While the new Closing Disclosure rules set out by the Consumer Financial Protection Bureau (“CFPB”) have been delayed until October 1st, the question of whether the new closing procedures will delay their closing is still an issue for many new home buyers. The answer to the this question will heavily depend on whether the new 3 day review period is triggered by changes in the home buyer’s loan package.

Under the new real estate Closing Disclosures for residential properties, a Federally mandated 3 day review is necessary for “material changes” in the loan underlying that purchase. The CFPB claims that Only THREE changes require a new 3-day review:

  1. The APR (annual percentage rate) increases by more than 1/8 of a percent for fixed-rate loans or 1/4 of a percent for adjustable loans;
  2. A prepayment penalty is added, making it expensive to refinance or sell; or
  3. The basic loan product changes, such as a switch from fixed rate to adjustable interest rate or to a loan with interest-only payments.

The logic behind requiring a mandatory review for such material changes seems obvious. These changes will have an effect on the monthly payments and other important considerations when taking on the burden of a home loan as the borrower. The Borrower, or home buyer, will therefore need counsel from their attorney as to the consequences of these material changes in their loan structure.

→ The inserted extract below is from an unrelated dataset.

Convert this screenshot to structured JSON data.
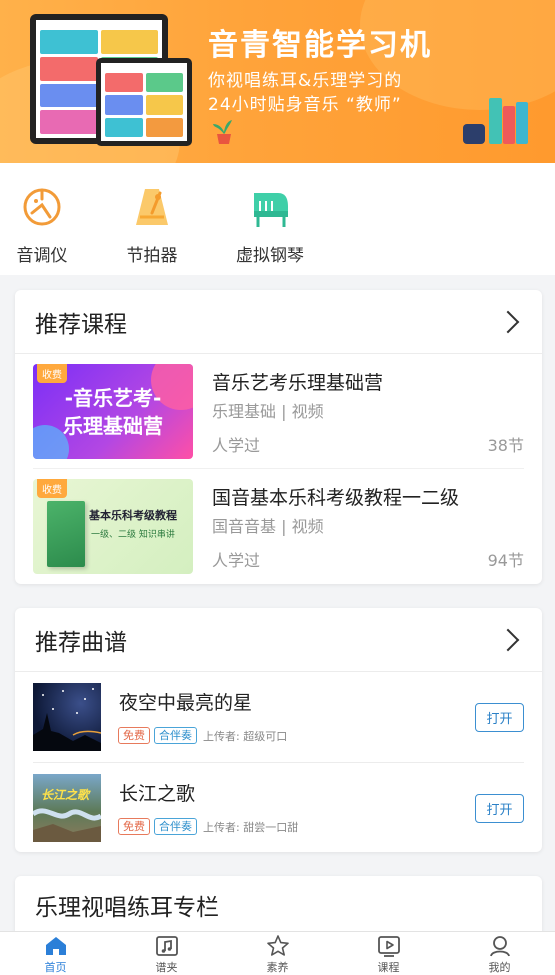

Other changes, while effecting the Closing Disclosure, will have to be shown on the Closing Disclosure Form, but are not considered of a sufficiently material nature by the CFPB to necessitate a 3 day review. These include, but are not limited to:

  • Unexpected discoveries on a walk-through such as a broken refrigerator or a missing stove, even if they require seller credits to the buyer.
  • Most changes to payments made at closing, including the amount of the real estate commission, taxes and utilities proration, and the amount paid into escrow.
  • Typos found at the closing table.

Home buyers serviced by competent loan officer and mortgage underwriters, and represented by experienced real estate attorneys, can rest assured that their closing will run as smooth as possible under the current Federal guidelines.